Japan’s Hayabusa 2 returns to Earth, bringing significant samples of the asteroid Ryugu. The spacecraft assigned rovers and landers on asteroid’s area since 2014, and it even shot a bullet at it. It had also shattered a hole in Ryugu using a small cannonball. JAXA, made public on Twitter recently that Hayabusa 2 is leaving Ryugu. Japan’s space agency stated, “We are finally leaving Ryugu! Departure is today (November 13) at 10:05 JST (onboard time). The RCS thrusters (chemical engines) are scheduled to begin moving us away from Ryugu at about 10cm/s.”

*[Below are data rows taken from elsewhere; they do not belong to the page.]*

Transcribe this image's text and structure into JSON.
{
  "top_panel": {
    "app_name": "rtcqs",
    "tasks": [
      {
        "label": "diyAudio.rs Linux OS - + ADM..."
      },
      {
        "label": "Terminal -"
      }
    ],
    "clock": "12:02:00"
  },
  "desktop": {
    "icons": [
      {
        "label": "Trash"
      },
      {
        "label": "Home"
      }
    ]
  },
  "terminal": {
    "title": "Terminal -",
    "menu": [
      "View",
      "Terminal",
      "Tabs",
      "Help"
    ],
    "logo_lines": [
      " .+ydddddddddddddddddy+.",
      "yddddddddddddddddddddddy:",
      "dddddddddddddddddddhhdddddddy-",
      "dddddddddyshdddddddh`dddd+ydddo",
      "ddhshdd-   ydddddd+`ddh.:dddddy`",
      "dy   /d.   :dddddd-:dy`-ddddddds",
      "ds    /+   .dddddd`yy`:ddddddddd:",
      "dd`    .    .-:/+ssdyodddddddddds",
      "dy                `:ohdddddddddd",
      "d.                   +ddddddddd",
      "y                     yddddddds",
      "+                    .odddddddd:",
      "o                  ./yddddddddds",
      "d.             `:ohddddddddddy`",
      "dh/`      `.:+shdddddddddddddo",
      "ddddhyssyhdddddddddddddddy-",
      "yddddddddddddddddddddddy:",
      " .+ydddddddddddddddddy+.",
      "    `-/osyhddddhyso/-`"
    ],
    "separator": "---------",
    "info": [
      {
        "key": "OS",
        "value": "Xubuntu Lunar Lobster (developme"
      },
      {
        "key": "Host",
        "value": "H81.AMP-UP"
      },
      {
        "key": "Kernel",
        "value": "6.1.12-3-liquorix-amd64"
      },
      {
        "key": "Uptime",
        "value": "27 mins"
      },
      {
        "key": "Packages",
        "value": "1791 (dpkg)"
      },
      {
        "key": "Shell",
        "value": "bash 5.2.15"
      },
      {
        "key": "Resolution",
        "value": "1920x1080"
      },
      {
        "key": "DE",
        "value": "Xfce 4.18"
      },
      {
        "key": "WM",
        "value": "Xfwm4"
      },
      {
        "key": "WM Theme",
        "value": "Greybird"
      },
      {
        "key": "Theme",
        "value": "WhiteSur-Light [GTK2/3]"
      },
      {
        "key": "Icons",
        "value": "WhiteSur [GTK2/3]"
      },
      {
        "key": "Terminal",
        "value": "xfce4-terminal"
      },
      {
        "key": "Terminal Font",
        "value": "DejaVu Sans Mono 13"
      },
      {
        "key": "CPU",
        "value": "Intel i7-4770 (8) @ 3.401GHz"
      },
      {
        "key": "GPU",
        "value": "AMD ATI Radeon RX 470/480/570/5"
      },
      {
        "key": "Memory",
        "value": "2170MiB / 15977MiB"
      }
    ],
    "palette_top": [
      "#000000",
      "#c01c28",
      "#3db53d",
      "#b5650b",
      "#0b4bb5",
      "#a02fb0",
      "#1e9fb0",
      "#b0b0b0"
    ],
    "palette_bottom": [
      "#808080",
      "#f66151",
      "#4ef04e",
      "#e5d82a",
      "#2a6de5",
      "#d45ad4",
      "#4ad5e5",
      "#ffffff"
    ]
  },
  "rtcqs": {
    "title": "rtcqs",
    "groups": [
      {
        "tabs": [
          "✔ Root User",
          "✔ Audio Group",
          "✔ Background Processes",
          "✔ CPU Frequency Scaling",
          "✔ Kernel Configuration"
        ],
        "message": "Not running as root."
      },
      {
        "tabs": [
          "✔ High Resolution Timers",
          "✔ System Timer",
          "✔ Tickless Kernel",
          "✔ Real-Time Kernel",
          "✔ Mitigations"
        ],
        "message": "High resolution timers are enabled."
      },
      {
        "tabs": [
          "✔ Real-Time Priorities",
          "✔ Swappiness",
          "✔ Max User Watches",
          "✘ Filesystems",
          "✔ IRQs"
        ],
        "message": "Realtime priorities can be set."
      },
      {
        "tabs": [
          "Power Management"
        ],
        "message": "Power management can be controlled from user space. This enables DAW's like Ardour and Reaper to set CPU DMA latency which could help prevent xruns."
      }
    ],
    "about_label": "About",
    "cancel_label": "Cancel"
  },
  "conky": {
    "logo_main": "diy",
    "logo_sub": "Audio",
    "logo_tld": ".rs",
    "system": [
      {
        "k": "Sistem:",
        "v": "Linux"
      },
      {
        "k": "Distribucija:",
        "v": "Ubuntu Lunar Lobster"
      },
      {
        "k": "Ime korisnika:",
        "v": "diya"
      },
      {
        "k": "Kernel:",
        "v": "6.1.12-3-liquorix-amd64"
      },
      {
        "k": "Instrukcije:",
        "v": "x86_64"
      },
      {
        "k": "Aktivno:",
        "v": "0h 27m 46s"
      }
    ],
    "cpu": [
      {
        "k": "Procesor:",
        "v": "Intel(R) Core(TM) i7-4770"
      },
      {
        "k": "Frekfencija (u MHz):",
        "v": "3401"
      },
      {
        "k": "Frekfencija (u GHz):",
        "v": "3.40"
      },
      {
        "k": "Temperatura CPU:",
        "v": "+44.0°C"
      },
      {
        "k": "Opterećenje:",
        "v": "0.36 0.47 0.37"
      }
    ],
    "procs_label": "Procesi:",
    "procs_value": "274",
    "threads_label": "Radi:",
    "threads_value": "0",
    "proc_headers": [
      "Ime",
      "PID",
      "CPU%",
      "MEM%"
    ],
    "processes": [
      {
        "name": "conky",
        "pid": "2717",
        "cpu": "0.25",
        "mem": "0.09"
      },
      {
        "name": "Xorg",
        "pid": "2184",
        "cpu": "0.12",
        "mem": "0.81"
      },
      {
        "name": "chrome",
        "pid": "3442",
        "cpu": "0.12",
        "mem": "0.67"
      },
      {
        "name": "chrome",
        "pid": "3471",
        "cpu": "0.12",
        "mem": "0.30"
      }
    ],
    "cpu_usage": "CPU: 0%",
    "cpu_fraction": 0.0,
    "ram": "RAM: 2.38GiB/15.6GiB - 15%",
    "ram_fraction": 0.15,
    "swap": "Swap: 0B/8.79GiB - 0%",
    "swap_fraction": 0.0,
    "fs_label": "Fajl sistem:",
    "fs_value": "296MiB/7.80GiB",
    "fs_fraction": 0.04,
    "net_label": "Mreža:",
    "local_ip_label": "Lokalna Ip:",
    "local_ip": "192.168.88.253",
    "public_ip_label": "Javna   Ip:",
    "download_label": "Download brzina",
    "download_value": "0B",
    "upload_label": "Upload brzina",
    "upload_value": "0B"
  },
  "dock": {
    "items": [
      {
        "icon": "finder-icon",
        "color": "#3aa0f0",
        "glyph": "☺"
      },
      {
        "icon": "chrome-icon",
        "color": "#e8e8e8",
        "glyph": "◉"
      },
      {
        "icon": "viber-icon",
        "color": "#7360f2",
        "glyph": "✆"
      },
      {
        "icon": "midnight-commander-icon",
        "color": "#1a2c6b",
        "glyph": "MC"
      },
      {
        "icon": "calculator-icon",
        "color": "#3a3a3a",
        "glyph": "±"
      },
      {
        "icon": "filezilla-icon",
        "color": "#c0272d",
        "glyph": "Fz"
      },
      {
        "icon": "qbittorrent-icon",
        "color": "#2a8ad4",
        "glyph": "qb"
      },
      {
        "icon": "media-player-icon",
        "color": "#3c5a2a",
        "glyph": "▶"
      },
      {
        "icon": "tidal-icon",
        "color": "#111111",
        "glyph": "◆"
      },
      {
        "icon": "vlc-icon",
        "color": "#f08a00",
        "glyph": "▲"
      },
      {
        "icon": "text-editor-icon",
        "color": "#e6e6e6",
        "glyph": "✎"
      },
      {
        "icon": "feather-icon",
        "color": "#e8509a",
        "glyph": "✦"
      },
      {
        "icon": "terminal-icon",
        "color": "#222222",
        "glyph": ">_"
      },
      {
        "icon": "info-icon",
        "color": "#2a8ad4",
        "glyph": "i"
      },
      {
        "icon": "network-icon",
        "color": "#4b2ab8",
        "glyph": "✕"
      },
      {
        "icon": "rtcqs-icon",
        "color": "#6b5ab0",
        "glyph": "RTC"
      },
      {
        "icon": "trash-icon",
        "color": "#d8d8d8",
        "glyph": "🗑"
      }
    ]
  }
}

The spacecraft arrival is very expected because it will bring significant gathered samples to Earth. JAXA plans for Hayabusa 2 to deliver the sample capsule into our planet’s atmosphere later next year for recovery on the Australian territory. Hayabusa 2’s collected matters would offer scientists new insights about how the asteroid developed.
Hayabusa 2 – A Closer Look at the Glorious Spacecraft
Hayabusa2, known for its recent real success, is an asteroid sample-return mission developed by JAXA. The spacecraft was launched in 2014 and encountered on its way, near-Earth asteroid 162173, called Ryugu in June 2018. Hayabusa is loaded with many significant science-payloads for remote sensing, four small rovers, and sampling, for identifying and analyzing the asteroid’s area. It also had the role to bring details about the environmental and geological context of the gathered things.
Ryugu is an ancient carbon-based near-Eart asteroid. Such asteroids are expected to keep the primary matters in the Solar System, a combination of ice, organic substances, and minerals, as well. By studying the collected samples from Ryugu, scientists would get a better knowledge of the origin and formation of the inner planers, also, the source of water and other organic substances on Earth. All of these are valuable because they are relevant to the origin of life on Earth.
Doris’s passion for writing started to take shape in college where she was editor-in-chief of the college newspaper. Even though she ended up working in IT for more than 7 years, she’s now back to what he always enjoyed doing. With a true passion for technology, Doris mostly covers tech-related topics.